These dialogues not expected to branch significantly, but to establish flavor, and allow the

player to respond both honestly and with a reasonable understanding of how the other character will react: a dismissive response should not come out of nowhere, or a coddling response to a character trying to be independent should not have their negative reaction be a total surprise. In the end, the arc that the other character goes through and the point they arrive at should be self-motivated, but not make the player feel entirely peripheral - like a therapist that helps them realize and actualize things without making the change directly (and the change should be a direct choice, not something motivated purely by circumstance).


DETAILS:

  • Aside from the featured character and the protagonist, you can only have one other named character featured in the dialogs, and only two other non-named (non-portrait) side characters. (But you don’t have to use any if you prefer).

  • I don't want to give a specific word count for each section, but I would suggest roughly counting the words/characters in each of the Persona dialogs and responses - also, even if a character's line may be more than one screen, think of where it would be set. Try and give yourself a concrete character limit and stick to it.

  • For descriptions, things in (parentheses) will still be shown on-screen, while [brackets] will be assumed to be stage directions for developers. Ex. [Joanne runs across the screen] would have the 3D model of a character run across the screen, while (A young woman runs across the room in a panic) would appear as text visible for players. The parentheses lines are subject to the same character limit as normal spoken lines, and while the brackets are not, assume the motions of the characters/models involved in the scene is extremely basic (see videos from Persona 3 or Persona 4 for examples)

  • If the character’s name has not been revealed, keep the name itself in brackets beyond a description (ex. Young Woman [Rina]). For the player’s name, just use CHARNAME to imply they’re referencing the one initially given by the player.

  • The only verbal responses the Protagonist (Player Character) is allowed to have are the ones that involve player choice. This means no mid-choice reactions, or chances to elaborate on a line. You can potentially hand-wave it into a description (ex. “you do your best to explain the situation.”), but this should be used sparingly. Part of the goal here is to keep things precise, to not have the main character be the dominant force in the conversations.

  • Giving a setting in the overview and intro descriptions is nice - let's assume that stays static - but keeping the details light is ideal.

  • Look to the Persona series for how sparing they are with full 3D character actions vs. 2D emotes.

  • List no more than 5 different 2D portraits they can have (ex. neutral, happy, angry, sad) and what line uses which image (which is another good way of making the best use of narrow character limits - letting characters swap portraits partway through a line if the tone fits!

  • Before each named character line – unless they are using a default expression – list which of their expressions they’re using (ex. Wendy: (sad) This isn’t working…)

FORMAT:

  • Title of Card/Social Link

  • Arc Synopsis

  • Character(s) Write-up (for named characters) including
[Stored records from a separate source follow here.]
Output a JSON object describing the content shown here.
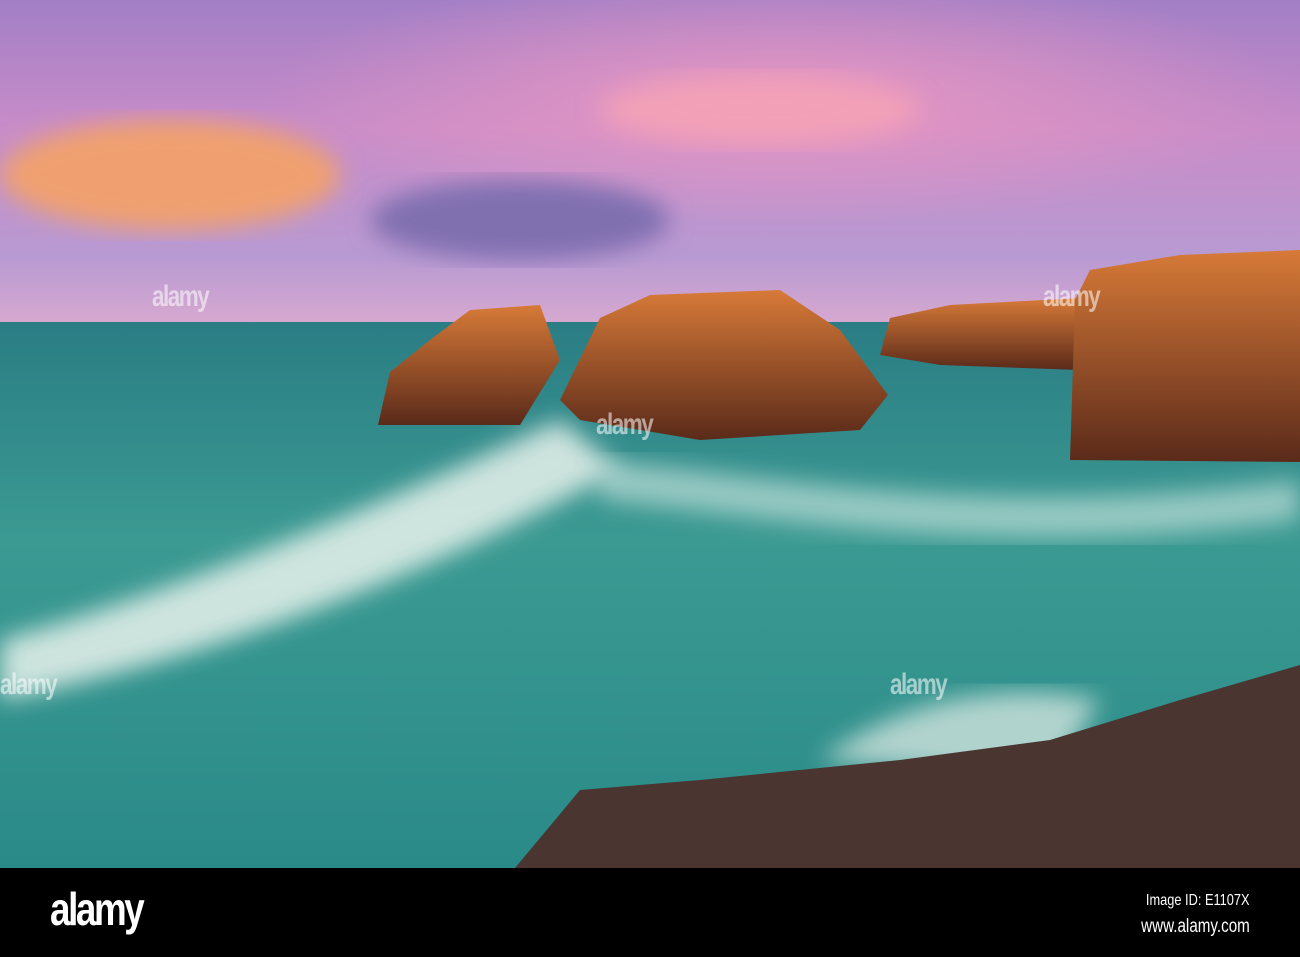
{
  "photo": {
    "subject": "coastal-rocks-waves-sunset",
    "watermark": "alamy"
  },
  "footer": {
    "logo": "alamy",
    "image_id": "Image ID: E1107X",
    "website": "www.alamy.com"
  },
  "colors": {
    "sky_pink": "#d98ac8",
    "sky_purple": "#9a86c8",
    "sea": "#2f8f8a",
    "rock": "#b4552a"
  }
}
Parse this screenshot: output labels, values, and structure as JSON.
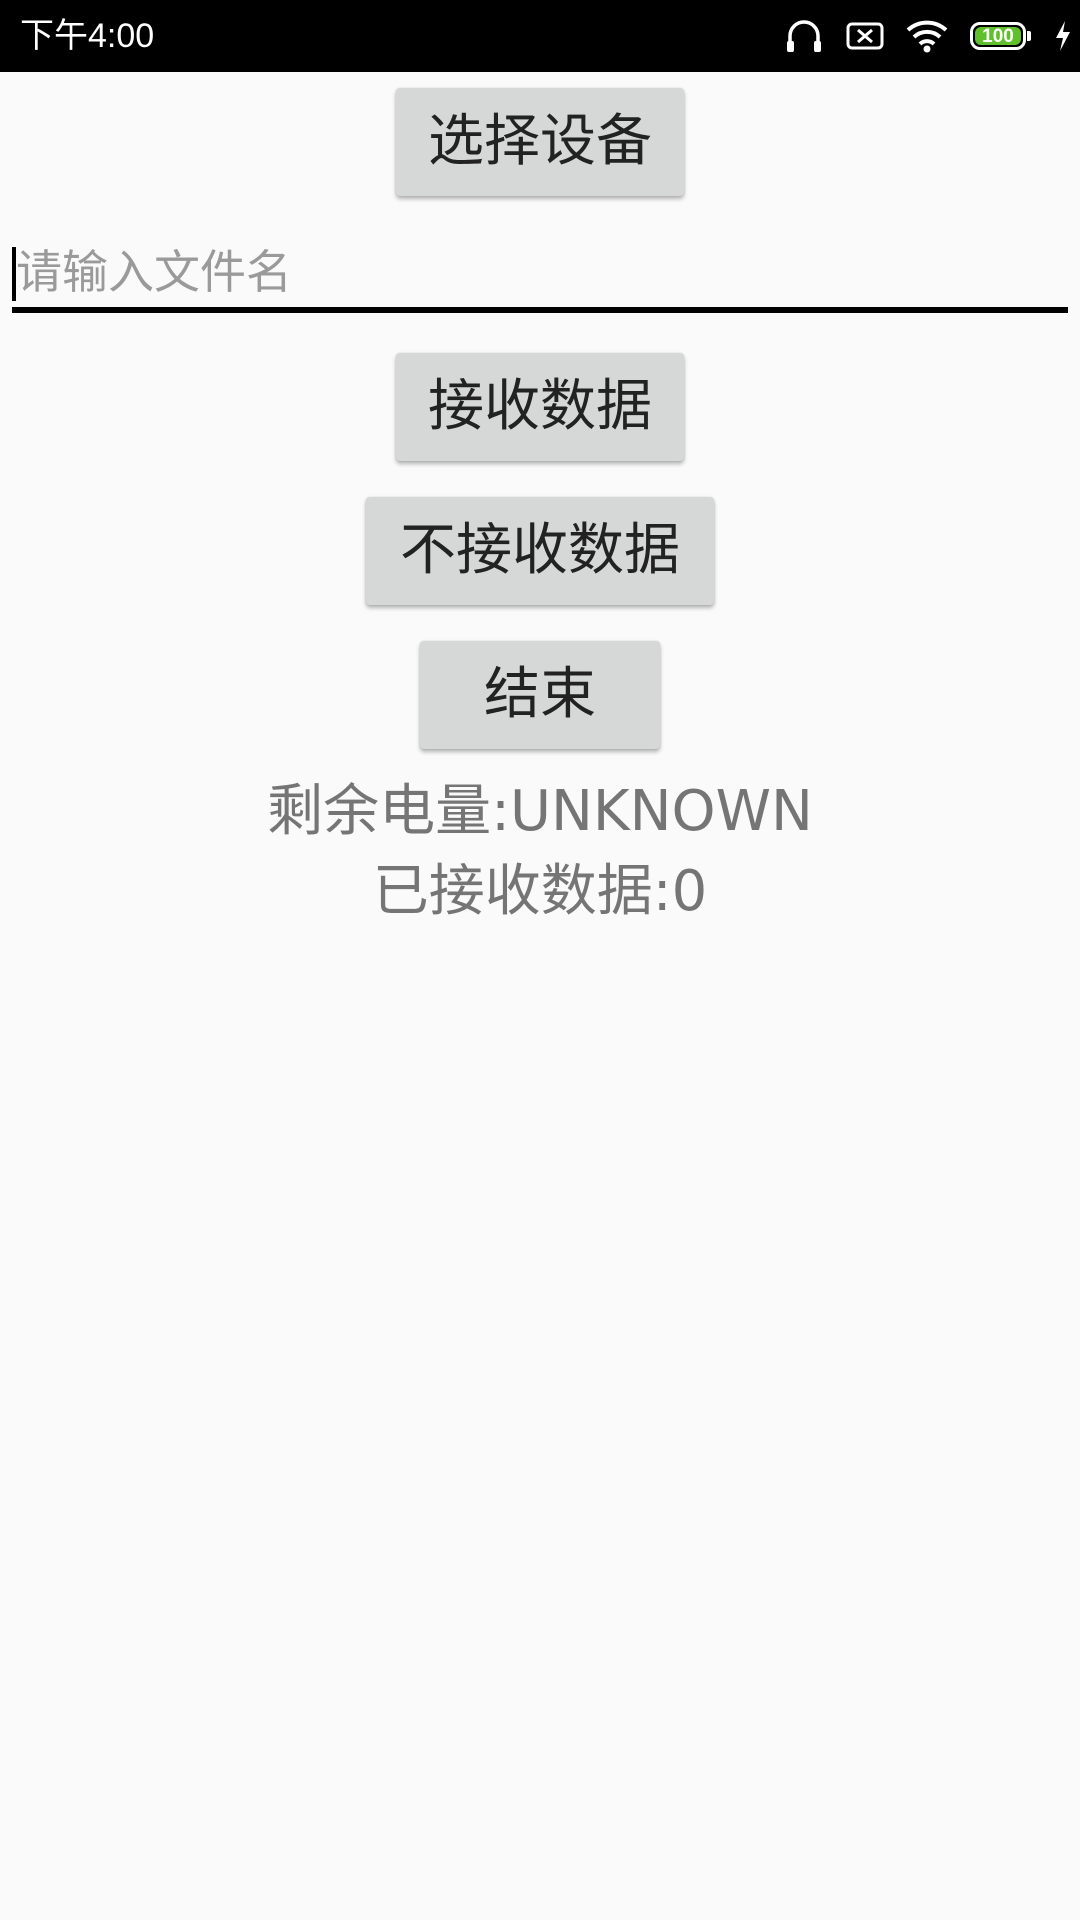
{
  "status_bar": {
    "time": "下午4:00",
    "battery_level": "100",
    "icons": [
      "headphones-icon",
      "sim-off-icon",
      "wifi-icon",
      "battery-icon",
      "charging-icon"
    ],
    "battery_color": "#5fc02b"
  },
  "buttons": {
    "select_device": "选择设备",
    "receive_data": "接收数据",
    "not_receive_data": "不接收数据",
    "end": "结束"
  },
  "filename_input": {
    "value": "",
    "placeholder": "请输入文件名"
  },
  "info": {
    "remaining_battery": "剩余电量:UNKNOWN",
    "received_data": "已接收数据:0"
  },
  "colors": {
    "button_bg": "#d6d7d7",
    "info_text": "#757575",
    "background": "#fafafa"
  }
}
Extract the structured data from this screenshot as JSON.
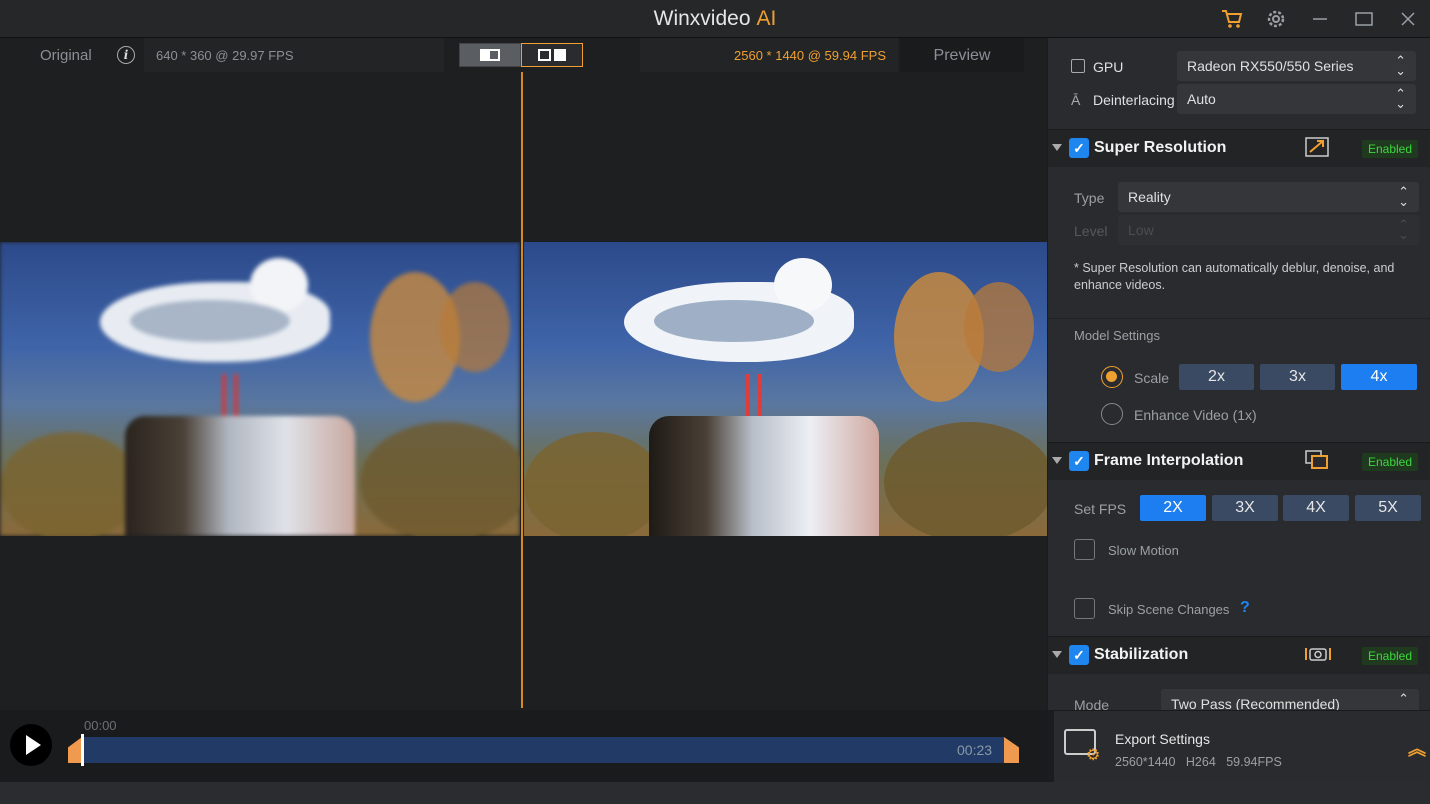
{
  "app": {
    "title": "Winxvideo",
    "title_suffix": "AI"
  },
  "titlebar": {
    "cart_icon": "cart-icon",
    "settings_icon": "gear-icon",
    "minimize": "—",
    "maximize": "☐",
    "close": "✕"
  },
  "viewer": {
    "original_label": "Original",
    "source_info": "640 * 360 @ 29.97 FPS",
    "output_info": "2560 * 1440 @ 59.94 FPS",
    "preview_label": "Preview"
  },
  "timeline": {
    "start": "00:00",
    "end": "00:23",
    "position": 0.0
  },
  "panel": {
    "gpu_label": "GPU",
    "gpu_value": "Radeon RX550/550 Series",
    "deinterlacing_label": "Deinterlacing",
    "deinterlacing_value": "Auto",
    "super_resolution": {
      "title": "Super Resolution",
      "status": "Enabled",
      "type_label": "Type",
      "type_value": "Reality",
      "level_label": "Level",
      "level_value": "Low",
      "note": "* Super Resolution can automatically deblur, denoise, and enhance videos.",
      "model_settings_label": "Model Settings",
      "scale_label": "Scale",
      "scale_options": [
        "2x",
        "3x",
        "4x"
      ],
      "scale_selected": "4x",
      "enhance_label": "Enhance Video (1x)"
    },
    "frame_interpolation": {
      "title": "Frame Interpolation",
      "status": "Enabled",
      "fps_label": "Set FPS",
      "fps_options": [
        "2X",
        "3X",
        "4X",
        "5X"
      ],
      "fps_selected": "2X",
      "slow_motion_label": "Slow Motion",
      "skip_scene_label": "Skip Scene Changes"
    },
    "stabilization": {
      "title": "Stabilization",
      "status": "Enabled",
      "mode_label": "Mode",
      "mode_value": "Two Pass (Recommended)"
    }
  },
  "export": {
    "title": "Export Settings",
    "details": "2560*1440   H264   59.94FPS"
  },
  "colors": {
    "accent": "#f0a030",
    "primary_blue": "#1c7ef0",
    "enabled_green": "#3fd63f"
  }
}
  • Name

  • Age

  • Descriptors (as if written for artists to concept from)

  • Expressions (for the foreground 2D drawing: the main character can have a maximum of 5 expressions – including a netural one – and the extra named character can only have 3)

  • Background (a brief summation of the character’s arc up until the starter point of the social link)

  • Setup (circumstances that begin the connection between the characters, ex. the Protagonist told to join the Student Council, and having the link be a part of that)

  • Settings – brief descriptions of locations where the sessions of the Social Link take place (imagine that, like in the Persona series, they are like a single stage set)

  • Session (+ Setting)